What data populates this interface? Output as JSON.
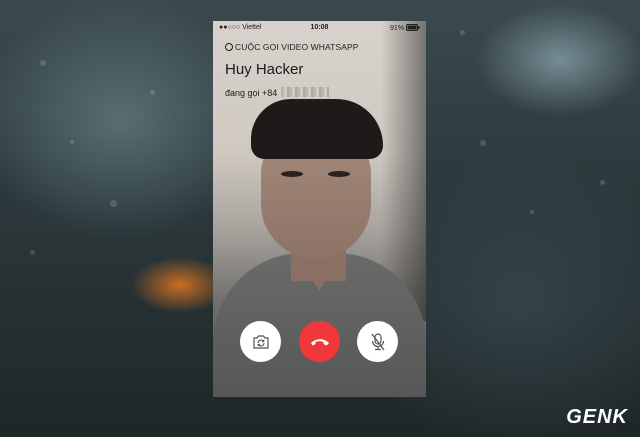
{
  "status_bar": {
    "carrier": "●●○○○ Viettel",
    "time": "10:08",
    "battery": "91%"
  },
  "call": {
    "header": "CUỘC GỌI VIDEO WHATSAPP",
    "contact_name": "Huy Hacker",
    "status_text": "đang gọi +84"
  },
  "controls": {
    "flip_camera_icon": "camera-flip-icon",
    "end_call_icon": "phone-hangup-icon",
    "mute_icon": "microphone-muted-icon"
  },
  "colors": {
    "end_call": "#f0373a",
    "control_bg": "#ffffff"
  },
  "watermark": "GENK"
}
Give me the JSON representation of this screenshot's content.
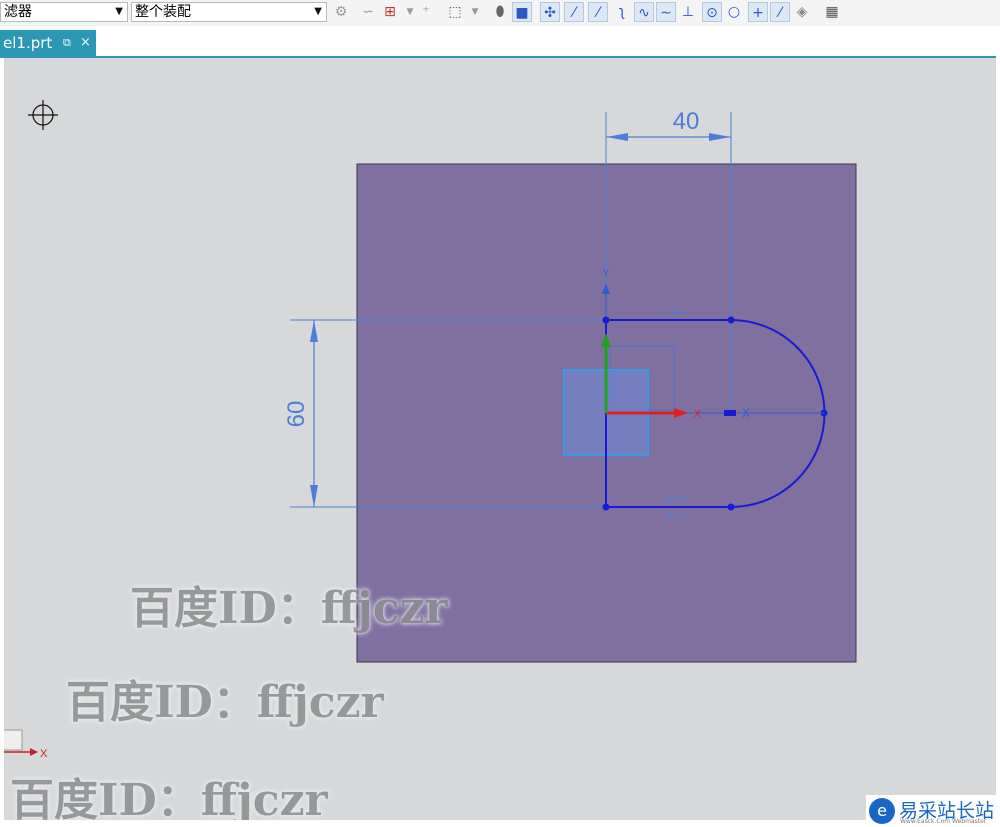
{
  "toolbar": {
    "filter_label": "滤器",
    "scope_label": "整个装配",
    "dropdown_arrow": "▼"
  },
  "tab": {
    "filename": "el1.prt",
    "close_symbol": "×",
    "popout_symbol": "⧉"
  },
  "sketch": {
    "dimension_horizontal": "40",
    "dimension_vertical": "60",
    "axis_x": "X",
    "axis_y": "Y"
  },
  "watermarks": [
    "百度ID：ffjczr",
    "百度ID：ffjczr",
    "百度ID：ffjczr"
  ],
  "badge": {
    "name": "易采站长站",
    "subtitle": "Www.Easck.Com Webmaster"
  },
  "colors": {
    "canvas_bg": "#d6d8da",
    "plate_fill": "#8070a0",
    "sketch_curve": "#1a1ad6",
    "dimension": "#4d7fd6",
    "tab_accent": "#2c97b3"
  }
}
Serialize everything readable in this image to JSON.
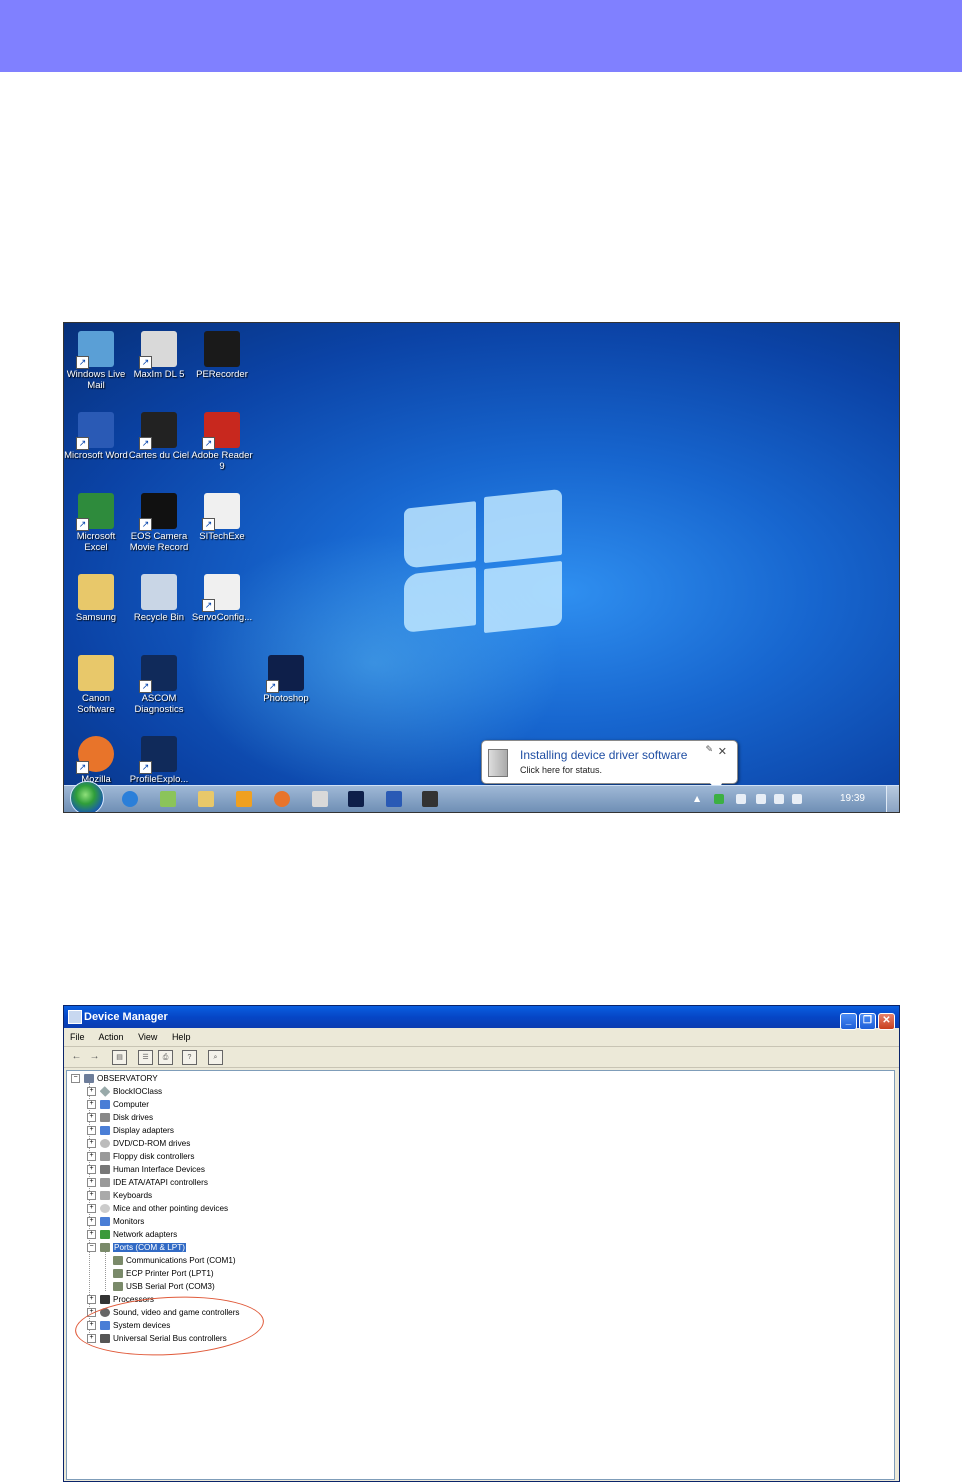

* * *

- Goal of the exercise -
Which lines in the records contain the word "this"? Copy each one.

- Result -
What data populates this interface? Output as JSON.
Give me the JSON representation of this screenshot's content.
Serialize everything readable in this image to JSON.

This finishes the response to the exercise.